Saturday, March 14, 2009


Underneath the arches

This blog is mostly about small and little known buildings, the ones that most of us ignore as we hurtle around. But now and then I like to stop and look at the less obvious bits of more famous buildings, the parts that other visitors do not always reach. Today it’s the turn of Worcester Cathedral, a building mostly of the 13th and 14th centuries, its Gothic forms enjoying a beautiful site above the River Severn. But this Gothic building was actually constructed on the site of an earlier Norman cathedral, itself on the site of a Saxon church.

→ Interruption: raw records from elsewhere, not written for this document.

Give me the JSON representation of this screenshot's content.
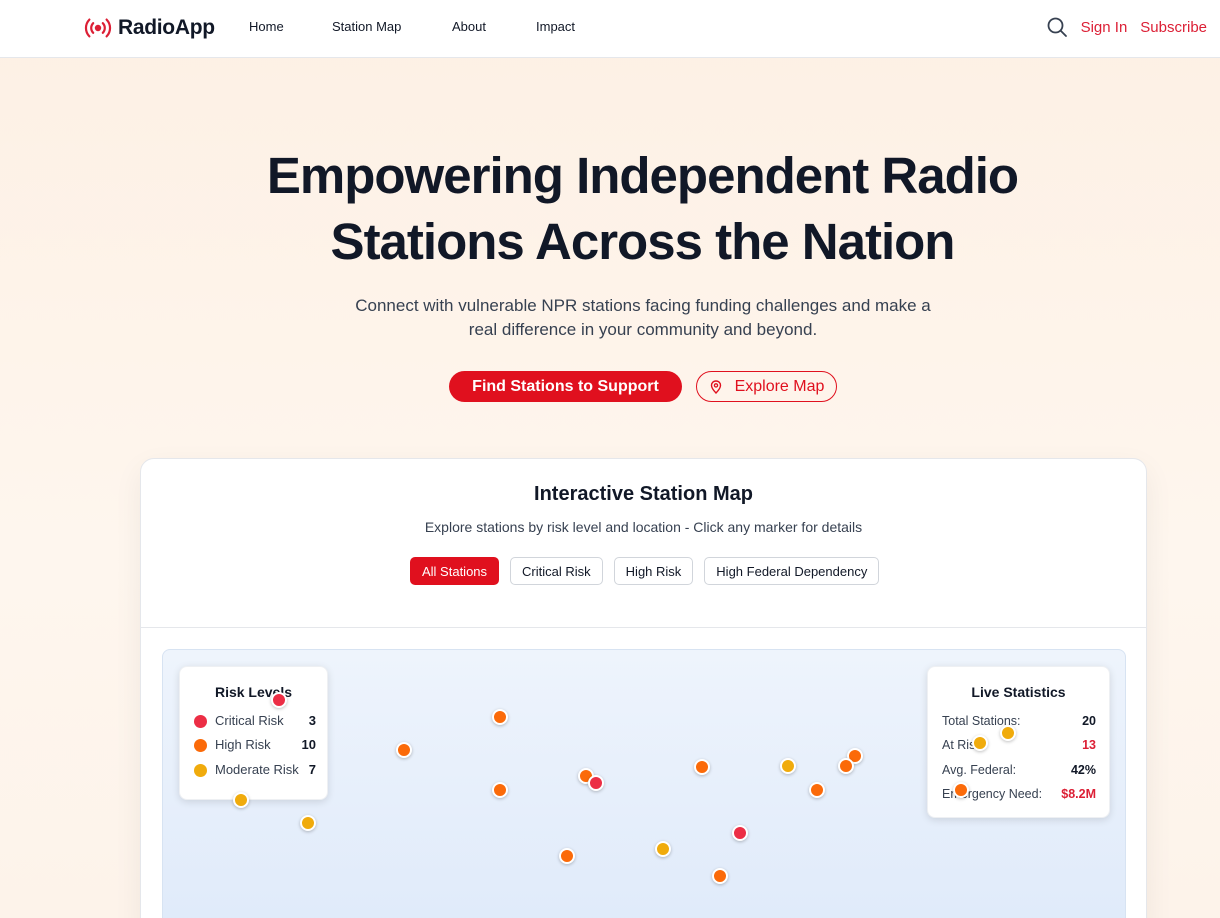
{
  "nav": {
    "brand": "RadioApp",
    "brand_icon": "radio-broadcast-icon",
    "brand_color": "#dc1f35",
    "links": [
      "Home",
      "Station Map",
      "About",
      "Impact"
    ],
    "search_icon": "search-icon",
    "sign_in": "Sign In",
    "subscribe": "Subscribe"
  },
  "hero": {
    "title_line1": "Empowering Independent Radio",
    "title_line2": "Stations Across the Nation",
    "subtitle": "Connect with vulnerable NPR stations facing funding challenges and make a real difference in your community and beyond.",
    "primary_button": "Find Stations to Support",
    "secondary_button": "Explore Map",
    "secondary_icon": "map-pin-icon"
  },
  "map_section": {
    "title": "Interactive Station Map",
    "subtitle": "Explore stations by risk level and location - Click any marker for details",
    "filters": [
      "All Stations",
      "Critical Risk",
      "High Risk",
      "High Federal Dependency"
    ],
    "active_filter": "All Stations",
    "legend": {
      "title": "Risk Levels",
      "items": [
        {
          "label": "Critical Risk",
          "count": "3",
          "color": "#ec2e45"
        },
        {
          "label": "High Risk",
          "count": "10",
          "color": "#fb6a09"
        },
        {
          "label": "Moderate Risk",
          "count": "7",
          "color": "#f0ab0c"
        }
      ]
    },
    "stats": {
      "title": "Live Statistics",
      "rows": [
        {
          "label": "Total Stations:",
          "value": "20",
          "color": "#111827"
        },
        {
          "label": "At Risk:",
          "value": "13",
          "color": "#dc1f35"
        },
        {
          "label": "Avg. Federal:",
          "value": "42%",
          "color": "#111827"
        },
        {
          "label": "Emergency Need:",
          "value": "$8.2M",
          "color": "#dc1f35"
        }
      ]
    },
    "marker_levels": [
      "critical",
      "high",
      "high",
      "high",
      "high",
      "high",
      "critical",
      "high",
      "moderate",
      "high",
      "high",
      "high",
      "moderate",
      "moderate",
      "moderate",
      "moderate",
      "high",
      "moderate",
      "critical",
      "high"
    ]
  }
}
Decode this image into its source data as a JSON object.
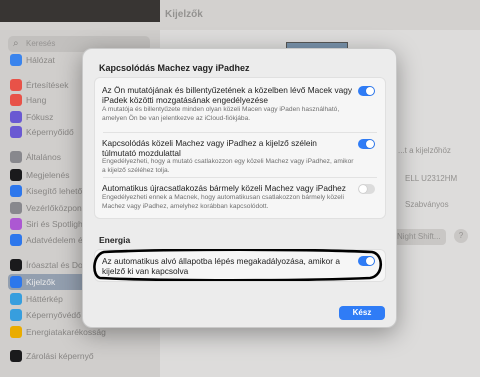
{
  "background": {
    "window_title": "Kijelzők",
    "search_placeholder": "Keresés",
    "sidebar_items": [
      {
        "label": "Hálózat",
        "color": "#3d8af7"
      },
      {
        "label": "Értesítések",
        "color": "#f2564b"
      },
      {
        "label": "Hang",
        "color": "#f2564b"
      },
      {
        "label": "Fókusz",
        "color": "#6f5ddb"
      },
      {
        "label": "Képernyőidő",
        "color": "#6f5ddb"
      },
      {
        "label": "Általános",
        "color": "#8e8e93"
      },
      {
        "label": "Megjelenés",
        "color": "#1c1c1e"
      },
      {
        "label": "Kisegítő lehetős",
        "color": "#2f7cf6"
      },
      {
        "label": "Vezérlőközpont",
        "color": "#8e8e93"
      },
      {
        "label": "Siri és Spotlight",
        "color": "#b45cdb"
      },
      {
        "label": "Adatvédelem és",
        "color": "#2f7cf6"
      },
      {
        "label": "Íróasztal és Dock",
        "color": "#1c1c1e"
      },
      {
        "label": "Kijelzők",
        "color": "#2f7cf6"
      },
      {
        "label": "Háttérkép",
        "color": "#3aa5e8"
      },
      {
        "label": "Képernyővédő",
        "color": "#3aa5e8"
      },
      {
        "label": "Energiatakarékosság",
        "color": "#f4b400"
      },
      {
        "label": "Zárolási képernyő",
        "color": "#1c1c1e"
      }
    ],
    "right_fragments": {
      "row1": "...t a kijelzőhöz",
      "row2": "ELL U2312HM",
      "row3": "Szabványos",
      "night_shift": "Night Shift...",
      "help": "?"
    }
  },
  "sheet": {
    "title": "Kapcsolódás Machez vagy iPadhez",
    "group1": [
      {
        "title": "Az Ön mutatójának és billentyűzetének a közelben lévő Macek vagy iPadek közötti mozgatásának engedélyezése",
        "desc": "A mutatója és billentyűzete minden olyan közeli Macen vagy iPaden használható, amelyen Ön be van jelentkezve az iCloud-fiókjába.",
        "enabled": true
      },
      {
        "title": "Kapcsolódás közeli Machez vagy iPadhez a kijelző szélein túlmutató mozdulattal",
        "desc": "Engedélyezheti, hogy a mutató csatlakozzon egy közeli Machez vagy iPadhez, amikor a kijelző széléhez tolja.",
        "enabled": true
      },
      {
        "title": "Automatikus újracsatlakozás bármely közeli Machez vagy iPadhez",
        "desc": "Engedélyezheti ennek a Macnek, hogy automatikusan csatlakozzon bármely közeli Machez vagy iPadhez, amelyhez korábban kapcsolódott.",
        "enabled": false
      }
    ],
    "energy_section_title": "Energia",
    "energy_row": {
      "title": "Az automatikus alvó állapotba lépés megakadályozása, amikor a kijelző ki van kapcsolva",
      "enabled": true
    },
    "done_label": "Kész"
  }
}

The Norman rebuild was carried out in the years after 1084 under the auspices of Wulfstan, a Saxon bishop who, unusually, had kept his see when the Normans conquered England in 1066. Various fragments of this Norman cathedral are incorporated in the later building, but one of the best is hidden away underground: the crypt.

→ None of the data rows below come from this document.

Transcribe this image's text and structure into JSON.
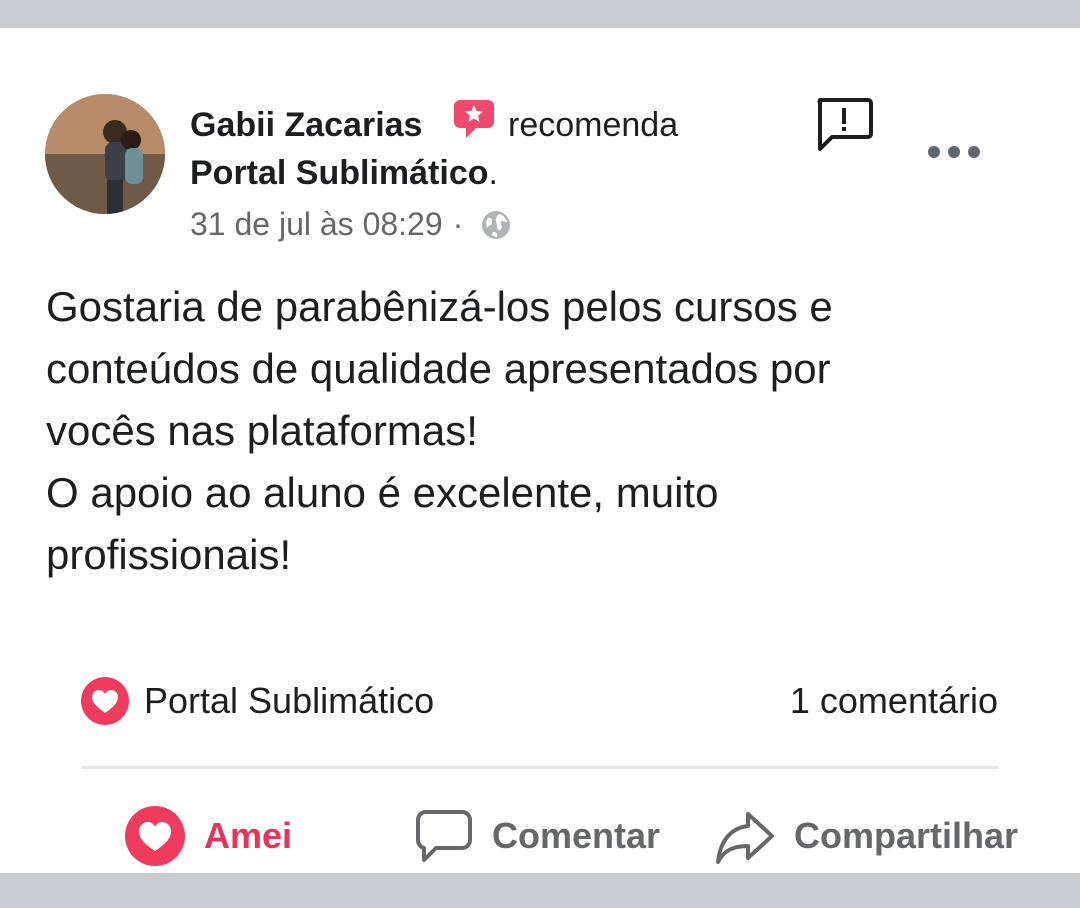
{
  "post": {
    "author": "Gabii Zacarias",
    "action_text": "recomenda",
    "page_name": "Portal Sublimático",
    "page_suffix": ".",
    "timestamp": "31 de jul às 08:29",
    "separator": "·",
    "privacy_icon": "globe-icon",
    "body_lines": [
      "Gostaria de parabênizá-los pelos cursos e",
      "conteúdos de qualidade apresentados por",
      "vocês nas plataformas!",
      "O apoio ao aluno é excelente, muito",
      "profissionais!"
    ]
  },
  "reactions": {
    "icon": "heart-icon",
    "reacted_by": "Portal Sublimático",
    "comments": "1 comentário"
  },
  "actions": {
    "love": "Amei",
    "comment": "Comentar",
    "share": "Compartilhar"
  },
  "colors": {
    "accent": "#e8345a",
    "text": "#1c1e21",
    "secondary": "#65676b",
    "frame": "#c9ccd1"
  }
}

Worcester’s crypt is lovely early Norman work of the 1080s. It consists of a small forest of some 50 round columns topped with simple capitals and supporting a groin- vaulted ceiling. The rows of columns define a rectangular space with an apsidal (semi-circular) end that would have been directly below the east end of the Norman cathedral, showing us that this building would have had an apse above ground too.

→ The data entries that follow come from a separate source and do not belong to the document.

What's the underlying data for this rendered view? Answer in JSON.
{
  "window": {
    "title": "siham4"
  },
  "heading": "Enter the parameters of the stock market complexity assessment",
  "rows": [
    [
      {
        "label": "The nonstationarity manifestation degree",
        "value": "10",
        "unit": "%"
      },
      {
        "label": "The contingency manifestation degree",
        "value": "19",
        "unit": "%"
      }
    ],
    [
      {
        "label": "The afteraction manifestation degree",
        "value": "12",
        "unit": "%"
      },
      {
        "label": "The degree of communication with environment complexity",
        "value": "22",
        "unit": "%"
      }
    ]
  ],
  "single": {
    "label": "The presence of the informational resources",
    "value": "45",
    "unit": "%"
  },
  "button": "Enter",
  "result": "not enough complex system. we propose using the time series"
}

John Russell, in his book Shakespeare’s Country, compares this crypt to Istanbul’s wonderful ‘hall of a thousand columns’, the Byzantine water cistern so vast that it is like an entire subterranean cathedral. Although this is overegging it a bit, the crypt’s simple repeating patterns of columns and pale vaulted ceilings create a space of calm and special beauty. Crypts like this (there are similar ones at Canterbury, Gloucester, and Winchester) are not the best known parts of our cathedrals, but are well worth seeking out for their tranquil atmosphere and the pleasing regularity of their architecture. Above ground level there is nothing quite like them.


Peter Ashley said...

I really like Worcester Cathedral. A few years ago we visited it, and had the warmest welcome we'd received in any ecclesiastical establishment. And no security barriers and pay booths either. Hope it's still so.

Unknown said...

Whilst you're on the subject of the lesser known, Worcester Cathedral, like many churches an cathedrals has a group of hidden treasures, under the fobs of the choir stalls - misericords. Worcester Cathedral, has 42 of these beauties, 39 of which date from the 15th century, whilst the rest are Victorian replacements.

There are in excess of 200 churches, chapels and cathedrals in the UK alone, which have misericords, but by and large they sit there un-noticed and un-loved.

Philip Wilkinson said...

Peter: I must say I've been made to feel very welcome at all three of the 'western' cathedrals - Gloucester, Worcester, and Hereford.

Dominic: I quite agree about misericords. They're often wonderful bits of carving, embodying folklore, mythical and real beasts, and all kinds of other scenes. A shame they're occasionally roped off from view, though.

Ron Combo said...

Lovely illuminating post, grazie mille.

Philip Wilkinson said...

You're welcome, Ron, thank you. I'm very attached to these cathedral crypts, which so many visitors overlook - or perhaps squeamishly pass by, thinking that they might be ossuaries.